Extravagant generosity: Acts 2 Congregations invite people to align their hearts and resources with God’s purposes. They have discovered that generosity enlarges the soul, realigns priorities, connects people to the body of Christ, and expands Christ’s mission, said Ough. Acts 2 Congregations model that generosity and understand that it is at the heart of discipleship.
In 2016, Minnesota churches gave $10.7 million, including apportionments, to serve others; this represents a 4 percent increase from 2015. We now stand at more than $3.7 million given or pledged to our Reach · Renew · Rejoice initiative.
All of these provide evidence of the Spirit’s work among us, but the infusing of the Spirit goes far beyond just numbers, Ough said. The work of the Spirit is to fill what Pascal called the “God-shaped emptiness inside us.”
“We are incorporated into God’s mission—we become a part of God’s reconciling, transformative mission—through the Holy Spirit living within us,” Ough said, adding that his unceasing breath prayer is simply, “Come, Holy Spirit. Come; fill me.”
Standing in the way of such fullness, however, are any number of things that might crowd the space in which the Spirit might work. Fears, doubts, and feelings of insecurity block God’s ability to flood churches and leaders with imagination. Deceit and resistance to change stifle God’s purposes. Exclusionary practices, prejudice, scarcity, and complacency also keep God’s people from living fully and joyfully.
“Here is the gospel truth: When our hearts are filled with the fullness of God…they overflow with love,” said Ough. “The love must go somewhere; it cannot be contained. That is what happened at Pentecost. This is what gave rise to the Acts 2 church. This is what fueled the Christ movement. When the God-shaped emptiness that only God can fill is filled with the fullness of God, everything is turned upside-down.”

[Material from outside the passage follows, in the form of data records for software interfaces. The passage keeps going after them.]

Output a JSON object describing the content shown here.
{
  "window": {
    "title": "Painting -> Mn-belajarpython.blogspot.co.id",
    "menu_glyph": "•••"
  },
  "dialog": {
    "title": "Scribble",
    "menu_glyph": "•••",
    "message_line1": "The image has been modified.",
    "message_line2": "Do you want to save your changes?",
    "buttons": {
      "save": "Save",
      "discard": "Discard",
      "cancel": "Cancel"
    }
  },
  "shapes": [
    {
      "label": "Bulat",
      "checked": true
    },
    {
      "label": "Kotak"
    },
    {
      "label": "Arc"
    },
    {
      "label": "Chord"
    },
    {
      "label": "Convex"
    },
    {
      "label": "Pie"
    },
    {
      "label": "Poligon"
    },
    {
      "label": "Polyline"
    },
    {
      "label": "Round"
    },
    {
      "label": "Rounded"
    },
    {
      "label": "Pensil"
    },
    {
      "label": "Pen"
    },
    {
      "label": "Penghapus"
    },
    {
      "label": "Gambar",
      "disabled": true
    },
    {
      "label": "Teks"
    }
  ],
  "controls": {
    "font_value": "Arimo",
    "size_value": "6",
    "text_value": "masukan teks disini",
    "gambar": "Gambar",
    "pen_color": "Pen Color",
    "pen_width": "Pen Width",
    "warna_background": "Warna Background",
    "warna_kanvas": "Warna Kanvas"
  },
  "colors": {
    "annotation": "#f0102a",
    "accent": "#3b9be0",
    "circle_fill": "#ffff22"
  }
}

Christa Meland is director of communications for the Minnesota Annual Conference of the United Methodist Church.
Minnesota Annual Conference of the United Methodist Church